Question: How is a volume status assessed?
Answer: The assessment of volume status is done as a partnership between the doctor and the patient.
One of the most important things that the patient can do is weigh themselves everyday at the same time everyday, and actually record that in a written form. Because as you retain salt and water, your weight will go up, so that if your weight goes up two or three pounds a day, three or four days in a row, that really can only occur because of a retention of water or an increasing volume status.
When you come to see your physician, the physician will also do an assessment of volume status through a physical examination. So if you have swelling in your ankles, that would be a sign of increased volume status. If you have sounds in your lungs that suggest that there's increased fluid in your lungs -- the doctor can detect that by listening to the lungs. And the doctor can also look at neck veins -- the veins in your neck will increase their level of pulsation as your volume status is elevated.

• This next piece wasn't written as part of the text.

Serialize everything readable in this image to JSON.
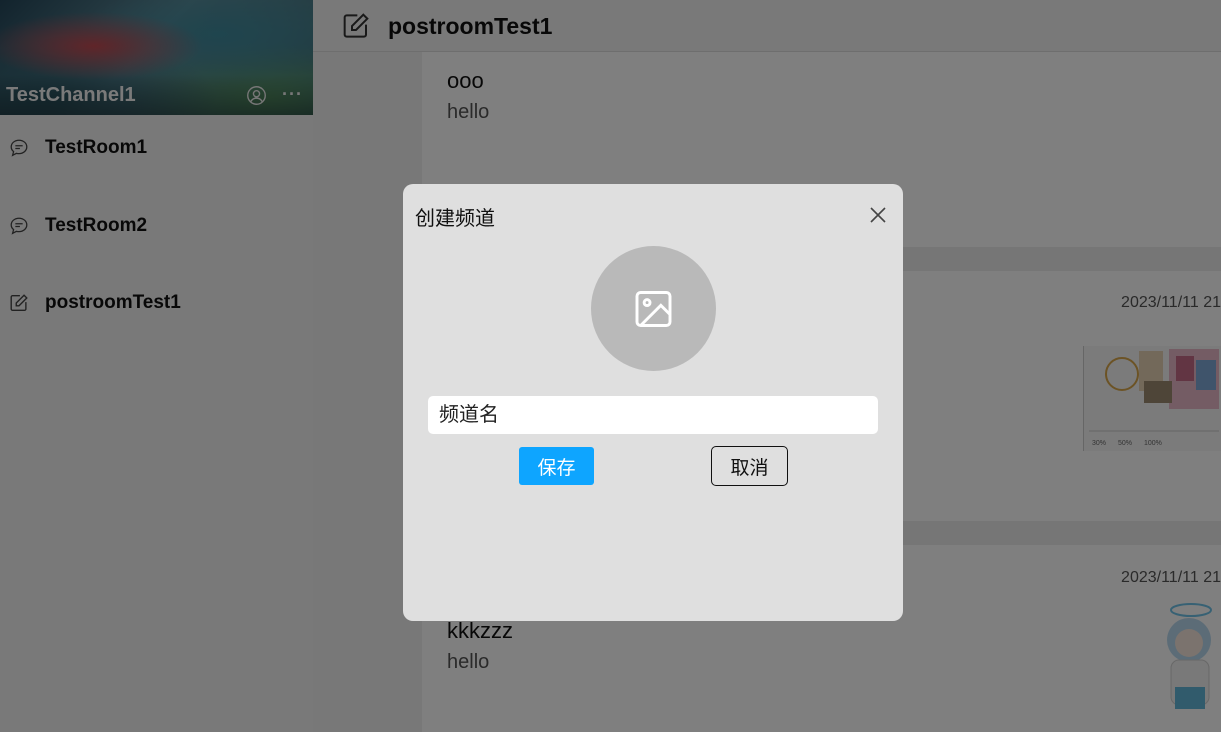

So physical exam is very important, but also what you as the patient yourself can do to help the doctor assess the volume status by measuring your weight is very, very important. So it's a partnership between the physician and patient.